  • When travelling by plane, take a bottle of water and encourage your children to stay well hydrated. Arrange children’s meals in advance and have readily available snacks packed in your carry on luggage. Some good ideas include light crackers and cheese, cut up carrots and cucumber, wholegrain sandwiches and fresh or dried fruit. If travelling with infants, feed them as you would at home. The change in atmospheric pressure when landing can cause ear pain that can be distressing in young children. Give them a bottle/ drink during descent.
  • Choose appropriate accommodation A self- contained unit is ideal which has a microwave or a stove top. This enables you to prepare quick and familiar meals, and organise snacks for the day if you plan to go touring. Always pack water and a few of their favourite healthy snacks in your day pack.
  • When you have arrived at your destination, find the nearest convenience store where you can buy some familiar items (cereal, bread, crackers and fresh fruit). If you are travelling to a culturally diverse region plan ahead and take some familiar food with you to get you started. Some good ideas include a container of dried breakfast cereal, crackers, a packet of pasta, dried fruit. Once you are settled, you can explore the area and stock up on some basics such as rice, bread, fresh fruit and vegetables.
  • Keep to a fairly regular meal-time routine. A good start is to keep breakfast simple and familiar. This will provide a sense of security for the children while they are away from their familiar home environment.
  • Keep children well hydrated, particularly in tropical regions. A child can become dehydrated very rapidly. A good guide is the colour and amount of urine they produce. If it looks more concentrated, they require more fluid.
  • If eating out, plan ahead and research some of the local restaurants. See if they offer a children’s menu.
  • Reduce the risk of food borne infections and traveller’s diarrhoea in children by encouraging regular hand-washing. Carry hand sanitizer with you and use it regularly on the children. Avoid high risk foods such as seafood, undercooked meat and pre-prepared salads. Avoid street vendors, and drink only bottled water or purified water. Eat foods that are cooked and served hot. Peel fresh fruit, and wash them in clean water.
  • Visit your doctor before departure to ensure immunisations are up to date. Take a medical kit with you. Pack some children’s paracetamol, band-aids, antiseptic lotion, mild corticosteroid cream, insect repellent, oral rehydration fluid such as hydrolyteTM or gastrolyteTM and a thermometer.

By following this advice, you will have a smooth and enjoyable trip as well.

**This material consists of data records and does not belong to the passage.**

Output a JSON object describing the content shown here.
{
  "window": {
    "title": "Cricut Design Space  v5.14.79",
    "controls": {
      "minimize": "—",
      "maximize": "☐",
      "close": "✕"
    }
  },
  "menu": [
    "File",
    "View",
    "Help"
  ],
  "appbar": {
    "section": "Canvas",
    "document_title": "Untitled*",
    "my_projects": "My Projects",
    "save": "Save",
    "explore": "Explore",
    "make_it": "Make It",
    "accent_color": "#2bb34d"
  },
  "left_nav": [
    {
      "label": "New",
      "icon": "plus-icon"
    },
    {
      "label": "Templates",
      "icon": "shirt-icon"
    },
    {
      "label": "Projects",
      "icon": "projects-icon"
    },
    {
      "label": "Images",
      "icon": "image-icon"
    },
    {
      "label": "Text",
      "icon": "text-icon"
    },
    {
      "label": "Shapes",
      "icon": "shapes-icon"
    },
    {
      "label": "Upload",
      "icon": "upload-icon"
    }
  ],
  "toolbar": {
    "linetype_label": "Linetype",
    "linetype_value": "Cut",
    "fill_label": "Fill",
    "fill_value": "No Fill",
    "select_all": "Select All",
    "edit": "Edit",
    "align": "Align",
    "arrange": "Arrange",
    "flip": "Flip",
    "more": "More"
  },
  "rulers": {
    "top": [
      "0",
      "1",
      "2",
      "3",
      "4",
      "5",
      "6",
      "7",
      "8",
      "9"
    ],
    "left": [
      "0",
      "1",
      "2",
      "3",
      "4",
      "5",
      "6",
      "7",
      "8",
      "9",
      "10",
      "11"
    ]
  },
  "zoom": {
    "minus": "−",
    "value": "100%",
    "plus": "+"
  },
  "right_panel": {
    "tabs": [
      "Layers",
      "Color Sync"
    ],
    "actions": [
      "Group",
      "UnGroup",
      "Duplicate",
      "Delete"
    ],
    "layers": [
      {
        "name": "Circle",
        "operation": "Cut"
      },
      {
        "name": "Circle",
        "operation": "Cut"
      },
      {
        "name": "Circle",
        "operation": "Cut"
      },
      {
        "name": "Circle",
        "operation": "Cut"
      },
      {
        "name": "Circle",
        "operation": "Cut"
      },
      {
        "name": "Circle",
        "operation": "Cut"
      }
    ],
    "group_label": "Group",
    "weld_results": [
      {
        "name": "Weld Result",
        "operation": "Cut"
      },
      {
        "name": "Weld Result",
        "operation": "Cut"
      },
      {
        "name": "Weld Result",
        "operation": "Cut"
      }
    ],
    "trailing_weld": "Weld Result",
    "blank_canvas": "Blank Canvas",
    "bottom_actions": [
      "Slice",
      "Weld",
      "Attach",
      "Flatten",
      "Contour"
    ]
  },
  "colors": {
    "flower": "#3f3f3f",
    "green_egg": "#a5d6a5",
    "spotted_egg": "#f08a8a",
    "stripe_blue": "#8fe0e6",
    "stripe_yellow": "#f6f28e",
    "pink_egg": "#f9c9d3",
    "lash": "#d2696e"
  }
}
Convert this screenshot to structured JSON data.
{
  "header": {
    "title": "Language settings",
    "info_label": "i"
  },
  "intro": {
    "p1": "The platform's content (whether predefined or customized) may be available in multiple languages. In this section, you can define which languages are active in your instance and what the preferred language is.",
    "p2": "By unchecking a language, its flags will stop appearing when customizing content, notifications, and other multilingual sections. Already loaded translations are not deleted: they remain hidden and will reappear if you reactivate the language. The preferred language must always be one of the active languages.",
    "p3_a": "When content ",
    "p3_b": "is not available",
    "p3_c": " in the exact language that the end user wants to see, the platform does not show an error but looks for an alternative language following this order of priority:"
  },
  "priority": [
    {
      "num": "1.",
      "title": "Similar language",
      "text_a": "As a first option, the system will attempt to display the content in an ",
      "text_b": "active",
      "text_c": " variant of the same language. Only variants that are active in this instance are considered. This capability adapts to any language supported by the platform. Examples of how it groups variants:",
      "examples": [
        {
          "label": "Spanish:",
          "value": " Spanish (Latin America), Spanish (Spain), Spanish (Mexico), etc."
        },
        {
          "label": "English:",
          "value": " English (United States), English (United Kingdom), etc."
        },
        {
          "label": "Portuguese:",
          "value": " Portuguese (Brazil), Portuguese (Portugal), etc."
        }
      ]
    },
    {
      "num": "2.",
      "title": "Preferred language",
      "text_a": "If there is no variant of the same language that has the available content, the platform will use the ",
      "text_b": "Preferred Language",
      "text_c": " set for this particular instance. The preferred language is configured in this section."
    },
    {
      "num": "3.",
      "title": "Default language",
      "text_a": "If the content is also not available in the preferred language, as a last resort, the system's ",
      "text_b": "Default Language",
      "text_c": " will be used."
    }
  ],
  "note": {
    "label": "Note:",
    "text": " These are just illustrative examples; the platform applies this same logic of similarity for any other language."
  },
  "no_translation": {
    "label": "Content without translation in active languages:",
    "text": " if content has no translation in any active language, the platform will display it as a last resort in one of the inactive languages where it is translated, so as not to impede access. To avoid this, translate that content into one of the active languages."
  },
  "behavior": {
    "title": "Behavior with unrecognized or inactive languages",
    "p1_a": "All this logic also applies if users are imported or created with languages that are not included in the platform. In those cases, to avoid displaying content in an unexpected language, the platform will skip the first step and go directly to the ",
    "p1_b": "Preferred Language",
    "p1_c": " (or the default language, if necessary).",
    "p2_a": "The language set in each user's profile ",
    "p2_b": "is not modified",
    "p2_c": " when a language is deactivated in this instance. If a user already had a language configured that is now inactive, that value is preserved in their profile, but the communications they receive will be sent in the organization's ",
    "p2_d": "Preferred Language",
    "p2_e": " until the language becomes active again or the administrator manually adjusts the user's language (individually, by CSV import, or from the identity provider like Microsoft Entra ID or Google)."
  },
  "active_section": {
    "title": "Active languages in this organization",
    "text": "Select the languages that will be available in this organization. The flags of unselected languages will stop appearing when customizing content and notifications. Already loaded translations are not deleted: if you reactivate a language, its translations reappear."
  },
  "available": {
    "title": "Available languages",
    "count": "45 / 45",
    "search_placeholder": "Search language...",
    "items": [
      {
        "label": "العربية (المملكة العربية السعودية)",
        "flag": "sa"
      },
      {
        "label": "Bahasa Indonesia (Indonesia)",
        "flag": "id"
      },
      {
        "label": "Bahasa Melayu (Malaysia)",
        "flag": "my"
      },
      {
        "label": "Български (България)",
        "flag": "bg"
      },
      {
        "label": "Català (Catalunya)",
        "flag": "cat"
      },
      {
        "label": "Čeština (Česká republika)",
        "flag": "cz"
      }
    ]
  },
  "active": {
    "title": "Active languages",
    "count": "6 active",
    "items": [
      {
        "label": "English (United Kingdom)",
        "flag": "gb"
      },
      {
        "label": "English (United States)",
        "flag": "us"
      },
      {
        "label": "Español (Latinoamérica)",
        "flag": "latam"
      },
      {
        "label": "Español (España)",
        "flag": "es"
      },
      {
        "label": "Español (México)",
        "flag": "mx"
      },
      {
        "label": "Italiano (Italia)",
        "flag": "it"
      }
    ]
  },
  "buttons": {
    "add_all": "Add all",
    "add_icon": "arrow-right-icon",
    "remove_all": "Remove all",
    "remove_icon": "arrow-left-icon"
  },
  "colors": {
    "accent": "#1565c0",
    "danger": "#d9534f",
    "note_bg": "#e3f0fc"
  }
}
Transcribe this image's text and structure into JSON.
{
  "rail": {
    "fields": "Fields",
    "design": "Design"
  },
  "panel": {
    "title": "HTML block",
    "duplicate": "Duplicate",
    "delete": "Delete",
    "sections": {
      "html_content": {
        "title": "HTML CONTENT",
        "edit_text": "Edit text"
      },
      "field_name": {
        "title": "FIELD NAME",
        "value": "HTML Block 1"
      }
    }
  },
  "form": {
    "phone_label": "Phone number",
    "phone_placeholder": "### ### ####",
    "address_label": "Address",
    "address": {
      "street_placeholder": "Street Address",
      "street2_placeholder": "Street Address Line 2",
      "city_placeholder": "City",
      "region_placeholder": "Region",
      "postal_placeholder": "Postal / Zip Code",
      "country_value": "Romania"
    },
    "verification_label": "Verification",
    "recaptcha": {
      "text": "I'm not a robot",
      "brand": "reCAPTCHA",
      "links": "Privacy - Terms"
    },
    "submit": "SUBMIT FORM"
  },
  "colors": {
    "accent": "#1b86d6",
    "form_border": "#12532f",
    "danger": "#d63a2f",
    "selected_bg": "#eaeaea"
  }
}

Happy travelling!




2. Better health channel

3. Slonim M et al; Are we there yet? Travel vaccination for Australian children; AFP Vol 43, o 6, June 2014 pp 378-381